What the task requires | Wherever "ДИКСИ" occurs in the entries, copy the line that holds it.

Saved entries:
================

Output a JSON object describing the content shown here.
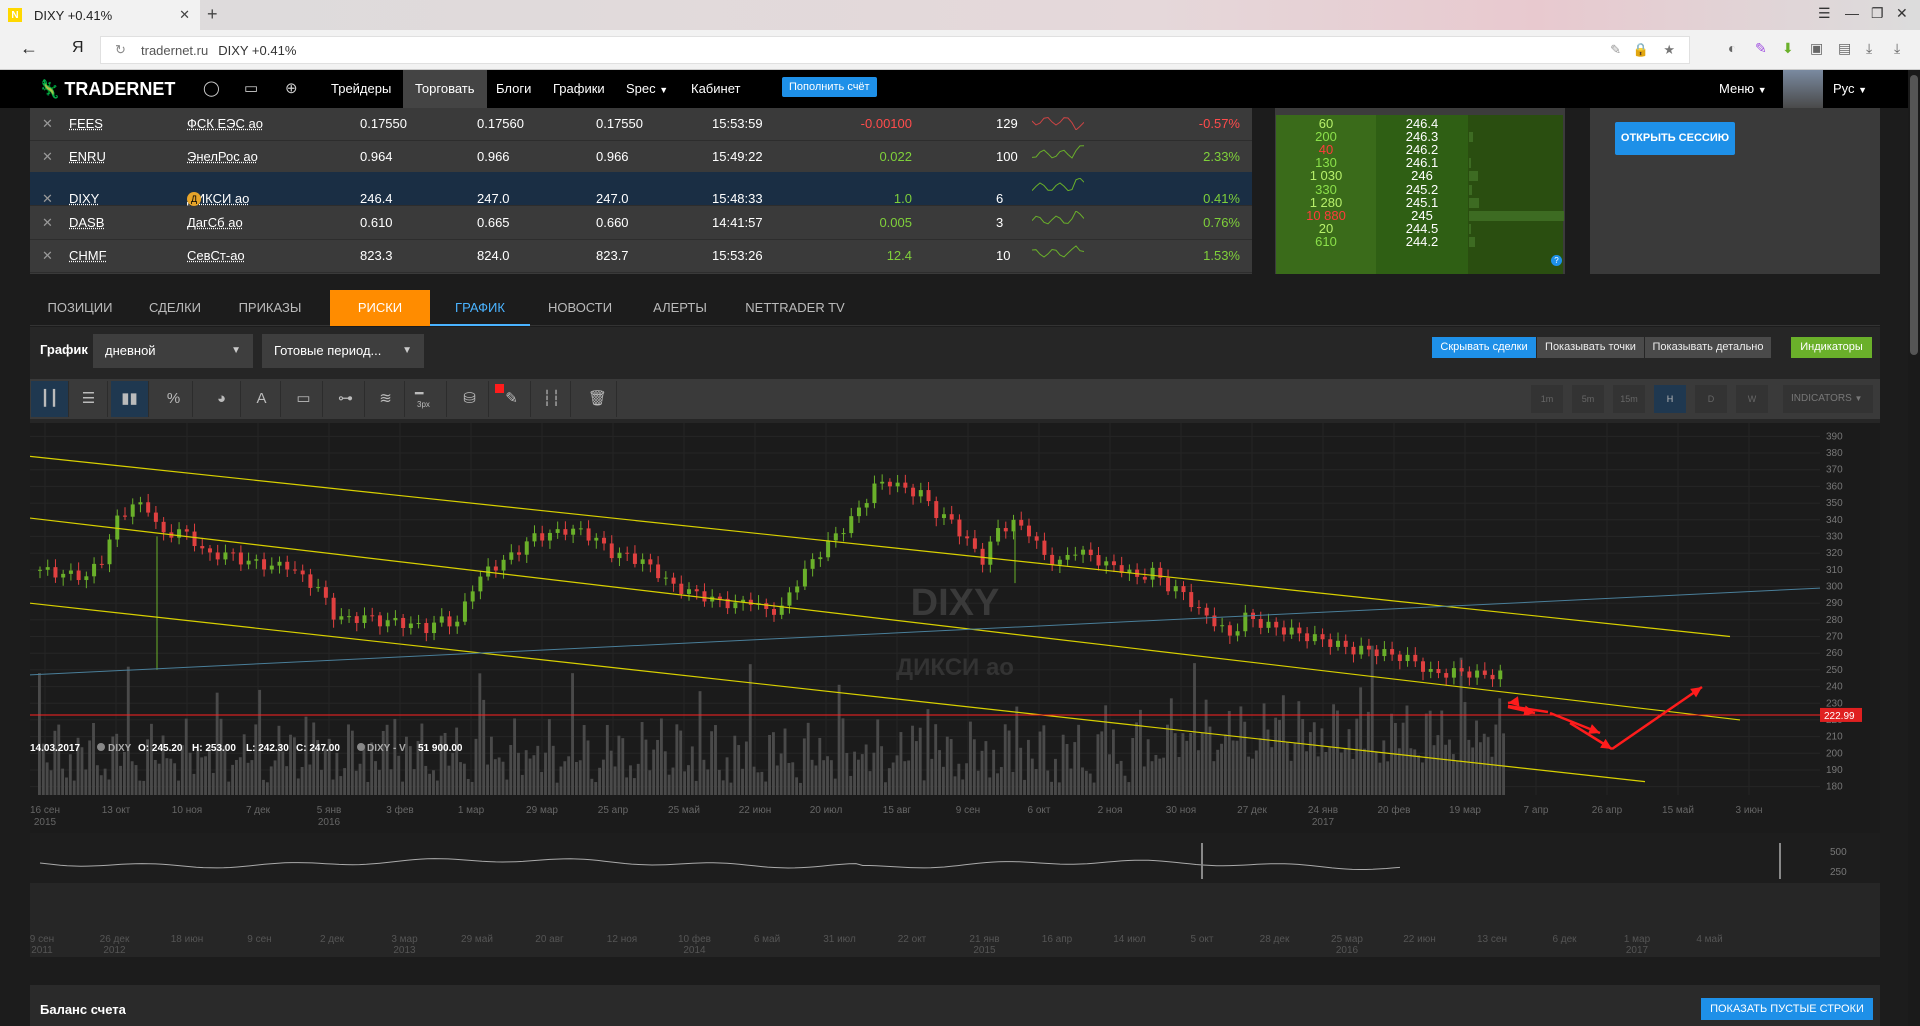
{
  "browser": {
    "tab_title": "DIXY +0.41%",
    "tab_favicon": "N",
    "url_domain": "tradernet.ru",
    "url_title": "DIXY +0.41%",
    "yandex": "Я"
  },
  "nav": {
    "logo": "TRADERNET",
    "items": [
      "Трейдеры",
      "Торговать",
      "Блоги",
      "Графики",
      "Spec",
      "Кабинет"
    ],
    "topup": "Пополнить счёт",
    "menu": "Меню",
    "lang": "Рус"
  },
  "quotes": {
    "rows": [
      {
        "ticker": "FEES",
        "name": "ФСК ЕЭС ао",
        "bid": "0.17550",
        "ask": "0.17560",
        "last": "0.17550",
        "time": "15:53:59",
        "chg": "-0.00100",
        "trades": "129",
        "pct": "-0.57%",
        "dir": "neg",
        "selected": false,
        "badge": false
      },
      {
        "ticker": "ENRU",
        "name": "ЭнелРос ао",
        "bid": "0.964",
        "ask": "0.966",
        "last": "0.966",
        "time": "15:49:22",
        "chg": "0.022",
        "trades": "100",
        "pct": "2.33%",
        "dir": "pos",
        "selected": false,
        "badge": false
      },
      {
        "ticker": "DIXY",
        "name": "ДИКСИ ао",
        "bid": "246.4",
        "ask": "247.0",
        "last": "247.0",
        "time": "15:48:33",
        "chg": "1.0",
        "trades": "6",
        "pct": "0.41%",
        "dir": "pos",
        "selected": true,
        "badge": true
      },
      {
        "ticker": "DASB",
        "name": "ДагСб ао",
        "bid": "0.610",
        "ask": "0.665",
        "last": "0.660",
        "time": "14:41:57",
        "chg": "0.005",
        "trades": "3",
        "pct": "0.76%",
        "dir": "pos",
        "selected": false,
        "badge": false
      },
      {
        "ticker": "CHMF",
        "name": "СевСт-ао",
        "bid": "823.3",
        "ask": "824.0",
        "last": "823.7",
        "time": "15:53:26",
        "chg": "12.4",
        "trades": "10",
        "pct": "1.53%",
        "dir": "pos",
        "selected": false,
        "badge": false
      }
    ]
  },
  "orderbook": {
    "rows": [
      {
        "qty": "60",
        "price": "246.4",
        "red": false
      },
      {
        "qty": "200",
        "price": "246.3",
        "red": false
      },
      {
        "qty": "40",
        "price": "246.2",
        "red": true
      },
      {
        "qty": "130",
        "price": "246.1",
        "red": false
      },
      {
        "qty": "1 030",
        "price": "246",
        "red": false
      },
      {
        "qty": "330",
        "price": "245.2",
        "red": false
      },
      {
        "qty": "1 280",
        "price": "245.1",
        "red": false
      },
      {
        "qty": "10 880",
        "price": "245",
        "red": true
      },
      {
        "qty": "20",
        "price": "244.5",
        "red": false
      },
      {
        "qty": "610",
        "price": "244.2",
        "red": false
      }
    ]
  },
  "session": {
    "open_label": "ОТКРЫТЬ СЕССИЮ"
  },
  "tabs": [
    "ПОЗИЦИИ",
    "СДЕЛКИ",
    "ПРИКАЗЫ",
    "РИСКИ",
    "ГРАФИК",
    "НОВОСТИ",
    "АЛЕРТЫ",
    "NETTRADER TV"
  ],
  "chart_panel": {
    "label": "График",
    "period": "дневной",
    "ready": "Готовые период...",
    "hide_deals": "Скрывать сделки",
    "show_points": "Показывать точки",
    "show_detail": "Показывать детально",
    "indicators": "Индикаторы",
    "intervals": [
      "1m",
      "5m",
      "15m",
      "H",
      "D",
      "W"
    ],
    "indicators_sel": "INDICATORS",
    "linewidth": "3px"
  },
  "chart_data": {
    "type": "candlestick",
    "watermark_ticker": "DIXY",
    "watermark_name": "ДИКСИ ао",
    "info": {
      "date": "14.03.2017",
      "sym": "DIXY",
      "o": "O: 245.20",
      "h": "H: 253.00",
      "l": "L: 242.30",
      "c": "C: 247.00",
      "vsym": "DIXY - V",
      "vol": "51 900.00"
    },
    "price_line": "222.99",
    "y_ticks": [
      "390",
      "380",
      "370",
      "360",
      "350",
      "340",
      "330",
      "320",
      "310",
      "300",
      "290",
      "280",
      "270",
      "260",
      "250",
      "240",
      "230",
      "220",
      "210",
      "200",
      "190",
      "180"
    ],
    "ylim": [
      175,
      395
    ],
    "x_ticks": [
      "16 сен 2015",
      "13 окт",
      "10 ноя",
      "7 дек",
      "5 янв 2016",
      "3 фев",
      "1 мар",
      "29 мар",
      "25 апр",
      "25 май",
      "22 июн",
      "20 июл",
      "15 авг",
      "9 сен",
      "6 окт",
      "2 ноя",
      "30 ноя",
      "27 дек",
      "24 янв 2017",
      "20 фев",
      "19 мар",
      "7 апр",
      "26 апр",
      "15 май",
      "3 июн"
    ],
    "x_tick_lines": [
      true,
      false,
      false,
      false,
      true,
      false,
      false,
      false,
      false,
      false,
      false,
      false,
      false,
      false,
      false,
      false,
      false,
      false,
      true,
      false,
      false,
      false,
      false,
      false,
      false
    ],
    "closes": [
      310,
      308,
      307,
      306,
      316,
      340,
      349,
      347,
      330,
      334,
      327,
      318,
      320,
      316,
      314,
      312,
      313,
      305,
      299,
      283,
      280,
      282,
      279,
      279,
      277,
      275,
      280,
      278,
      300,
      310,
      315,
      322,
      330,
      331,
      334,
      333,
      328,
      320,
      318,
      315,
      308,
      300,
      297,
      294,
      291,
      289,
      292,
      285,
      287,
      303,
      315,
      326,
      335,
      346,
      360,
      363,
      358,
      356,
      344,
      339,
      327,
      316,
      334,
      338,
      333,
      318,
      314,
      322,
      318,
      313,
      311,
      305,
      309,
      300,
      296,
      285,
      279,
      270,
      282,
      278,
      275,
      273,
      270,
      268,
      265,
      262,
      262,
      260,
      258,
      255,
      248,
      248,
      249,
      247,
      247
    ],
    "nav_ticks": [
      "9 сен 2011",
      "26 дек 2012",
      "18 июн",
      "9 сен",
      "2 дек",
      "3 мар 2013",
      "29 май",
      "20 авг",
      "12 ноя",
      "10 фев 2014",
      "6 май",
      "31 июл",
      "22 окт",
      "21 янв 2015",
      "16 апр",
      "14 июл",
      "5 окт",
      "28 дек",
      "25 мар 2016",
      "22 июн",
      "13 сен",
      "6 дек",
      "1 мар 2017",
      "4 май"
    ],
    "nav_scale": [
      "500",
      "250"
    ]
  },
  "balance": {
    "label": "Баланс счета",
    "show_empty": "ПОКАЗАТЬ ПУСТЫЕ СТРОКИ"
  },
  "colors": {
    "accent": "#1e90e8",
    "risk_tab": "#ff8c00",
    "pos": "#7fd03a",
    "neg": "#ff4c4c",
    "channel": "#e8e000",
    "arrow": "#ff1c1c",
    "trend": "#4a7f9a"
  }
}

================

Answer to the problem |
        "name": "ДИКСИ ао",
    "watermark_name": "ДИКСИ ао",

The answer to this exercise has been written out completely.